What to look for before you book a liveaboard?
Tips to help you decide what liveaboard diving vacation is best for you.
- A boat with a long narrow hull will be fast whereas a wider hull, such as a catamaran is more stable.
- A wooden hull sits high in the water and is more affected by the sea conditions
- A steel hull sits lower in the water and as it's heavier than wood will be slower.
- Two high-pressure compressors.
- Low-pressure compressors to supply Nitrox (many liveaboards offer Nitrox for free)
- High-pressure oxygen supplies for diving emergencies.
- If you want to use trimix, check that the vessel carries sufficient helium, and check the cost.
- 2 generators should be available, switching from one to the other.
- Check what voltage is available for re-charging etc.
- 2 engines give more manoeverabilty and provides a backup.
- GPS and Radar are a must.
- A powerful marine VHF radio to keep in touch especially when there is no mobile phone signal.
- Life rafts, life jackets and Emergency Position Indicating Radio Beacons
Entry and Exit:
- It needs to be easy and safe.

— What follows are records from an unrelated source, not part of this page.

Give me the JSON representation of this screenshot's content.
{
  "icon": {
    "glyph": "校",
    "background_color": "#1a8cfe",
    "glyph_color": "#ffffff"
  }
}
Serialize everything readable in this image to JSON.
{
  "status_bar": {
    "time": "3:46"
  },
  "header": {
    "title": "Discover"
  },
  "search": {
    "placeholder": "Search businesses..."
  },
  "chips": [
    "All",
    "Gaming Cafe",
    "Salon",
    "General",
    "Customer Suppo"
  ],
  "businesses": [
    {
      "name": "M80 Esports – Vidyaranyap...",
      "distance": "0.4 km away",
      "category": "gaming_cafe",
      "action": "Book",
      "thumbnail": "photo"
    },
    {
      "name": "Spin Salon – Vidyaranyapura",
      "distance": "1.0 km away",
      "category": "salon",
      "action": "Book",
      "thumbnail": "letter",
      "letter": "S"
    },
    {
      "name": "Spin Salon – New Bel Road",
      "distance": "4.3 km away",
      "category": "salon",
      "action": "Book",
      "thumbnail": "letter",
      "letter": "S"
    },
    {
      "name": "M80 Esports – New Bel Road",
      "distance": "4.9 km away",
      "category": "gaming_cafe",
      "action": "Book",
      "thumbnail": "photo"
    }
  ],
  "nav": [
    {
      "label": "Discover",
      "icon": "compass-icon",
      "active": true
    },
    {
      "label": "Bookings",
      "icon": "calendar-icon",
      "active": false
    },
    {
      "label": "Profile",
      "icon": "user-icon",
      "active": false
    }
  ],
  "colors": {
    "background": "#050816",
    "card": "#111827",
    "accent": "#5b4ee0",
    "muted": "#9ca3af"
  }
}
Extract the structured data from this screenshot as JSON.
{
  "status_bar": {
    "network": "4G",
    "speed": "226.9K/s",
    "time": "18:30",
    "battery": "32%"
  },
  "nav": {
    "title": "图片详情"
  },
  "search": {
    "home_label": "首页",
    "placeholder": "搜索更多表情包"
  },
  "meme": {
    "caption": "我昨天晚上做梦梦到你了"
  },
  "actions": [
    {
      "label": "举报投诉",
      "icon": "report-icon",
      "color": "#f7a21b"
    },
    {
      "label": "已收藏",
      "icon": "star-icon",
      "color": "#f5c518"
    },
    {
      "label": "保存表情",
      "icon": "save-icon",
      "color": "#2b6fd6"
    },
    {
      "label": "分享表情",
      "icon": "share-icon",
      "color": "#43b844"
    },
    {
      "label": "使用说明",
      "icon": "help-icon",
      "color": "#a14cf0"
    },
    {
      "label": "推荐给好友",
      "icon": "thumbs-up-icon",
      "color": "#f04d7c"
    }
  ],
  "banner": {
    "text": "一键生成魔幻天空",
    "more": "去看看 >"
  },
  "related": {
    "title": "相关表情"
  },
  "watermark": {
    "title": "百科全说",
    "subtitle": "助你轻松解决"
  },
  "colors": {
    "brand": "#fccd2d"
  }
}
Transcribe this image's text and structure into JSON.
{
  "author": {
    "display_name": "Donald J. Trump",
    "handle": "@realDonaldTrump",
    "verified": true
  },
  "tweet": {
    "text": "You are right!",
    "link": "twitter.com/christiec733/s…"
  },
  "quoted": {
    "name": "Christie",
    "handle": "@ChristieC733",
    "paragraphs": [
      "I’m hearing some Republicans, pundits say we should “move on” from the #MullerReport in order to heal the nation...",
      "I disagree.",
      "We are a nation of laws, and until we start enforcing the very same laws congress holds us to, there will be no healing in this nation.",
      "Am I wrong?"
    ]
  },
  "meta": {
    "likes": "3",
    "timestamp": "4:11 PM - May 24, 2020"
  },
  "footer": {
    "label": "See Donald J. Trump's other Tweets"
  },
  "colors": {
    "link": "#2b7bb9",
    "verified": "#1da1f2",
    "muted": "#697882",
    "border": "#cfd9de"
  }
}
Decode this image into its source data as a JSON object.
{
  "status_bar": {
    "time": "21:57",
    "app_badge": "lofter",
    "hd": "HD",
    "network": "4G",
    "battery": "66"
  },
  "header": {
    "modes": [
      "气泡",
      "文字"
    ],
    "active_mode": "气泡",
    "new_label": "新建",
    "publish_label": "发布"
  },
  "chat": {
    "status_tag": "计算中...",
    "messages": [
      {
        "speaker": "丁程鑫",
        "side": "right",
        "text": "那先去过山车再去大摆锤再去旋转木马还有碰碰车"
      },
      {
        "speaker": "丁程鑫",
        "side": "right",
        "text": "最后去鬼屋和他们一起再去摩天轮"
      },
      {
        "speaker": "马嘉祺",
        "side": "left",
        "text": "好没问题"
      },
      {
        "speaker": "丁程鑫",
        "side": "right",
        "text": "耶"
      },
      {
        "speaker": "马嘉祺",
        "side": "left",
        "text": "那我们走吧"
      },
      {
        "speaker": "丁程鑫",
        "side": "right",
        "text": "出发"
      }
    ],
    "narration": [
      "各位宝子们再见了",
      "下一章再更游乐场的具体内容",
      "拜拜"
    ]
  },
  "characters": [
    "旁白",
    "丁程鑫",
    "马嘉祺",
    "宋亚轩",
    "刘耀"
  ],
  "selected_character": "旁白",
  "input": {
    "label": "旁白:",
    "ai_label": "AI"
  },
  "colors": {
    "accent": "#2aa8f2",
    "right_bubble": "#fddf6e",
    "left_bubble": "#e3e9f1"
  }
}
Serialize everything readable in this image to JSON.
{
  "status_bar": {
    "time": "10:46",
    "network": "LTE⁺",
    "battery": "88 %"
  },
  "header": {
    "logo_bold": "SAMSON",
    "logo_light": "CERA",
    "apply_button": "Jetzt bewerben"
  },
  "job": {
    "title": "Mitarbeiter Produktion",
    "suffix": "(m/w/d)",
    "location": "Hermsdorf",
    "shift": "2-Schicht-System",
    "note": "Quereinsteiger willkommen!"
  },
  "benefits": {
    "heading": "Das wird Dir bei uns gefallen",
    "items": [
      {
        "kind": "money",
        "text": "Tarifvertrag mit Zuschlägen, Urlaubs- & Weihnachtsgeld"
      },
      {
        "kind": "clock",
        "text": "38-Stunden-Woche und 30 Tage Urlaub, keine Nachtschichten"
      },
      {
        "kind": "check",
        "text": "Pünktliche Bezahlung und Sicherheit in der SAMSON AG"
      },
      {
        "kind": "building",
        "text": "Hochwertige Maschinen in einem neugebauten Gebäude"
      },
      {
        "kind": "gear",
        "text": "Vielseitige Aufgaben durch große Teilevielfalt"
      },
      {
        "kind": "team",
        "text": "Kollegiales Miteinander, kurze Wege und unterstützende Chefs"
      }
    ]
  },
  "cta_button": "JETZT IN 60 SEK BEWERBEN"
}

- A purpose-built dive deck with sufficient space for all the divers.
- Personal storage space for gear.
- Your tank will need to be filled where it is stowed, and this job must be carried out securely, so that a rolling vessel doesn't tip everything onto the deck.
- Is there a freshwater shower and nearby toilet?
- How spacious are the cabins and do they have air con?
- Is there a watermaker?
- What entertainment is there on board? (DVDs, video screen, etc)
- Food - this can make or break the enjoyment of your trip, regardless of how good the diving is.
- Are there sufficient tenders for the number of guests?
- Is there a dedicated camera room with a dry table area kept just for camera equipment with power facilities?
- Is there a separate freshwater rinse tank for cameras?
- Many boats now boast Jacuzzis. However, remember that being in hot water immediately after diving could lead to skin bends. [Divers who have been chilled on decompression dives (or dives near the no-decompression limit) and take very hot baths or showers may stimulate bubble formation. Source: www.emedicine.com]
Lastly, the crew. A good crew can make all the difference to your trip. Check the guide:diver ratio. A knowledgeable dive guide will make all the difference to your diving.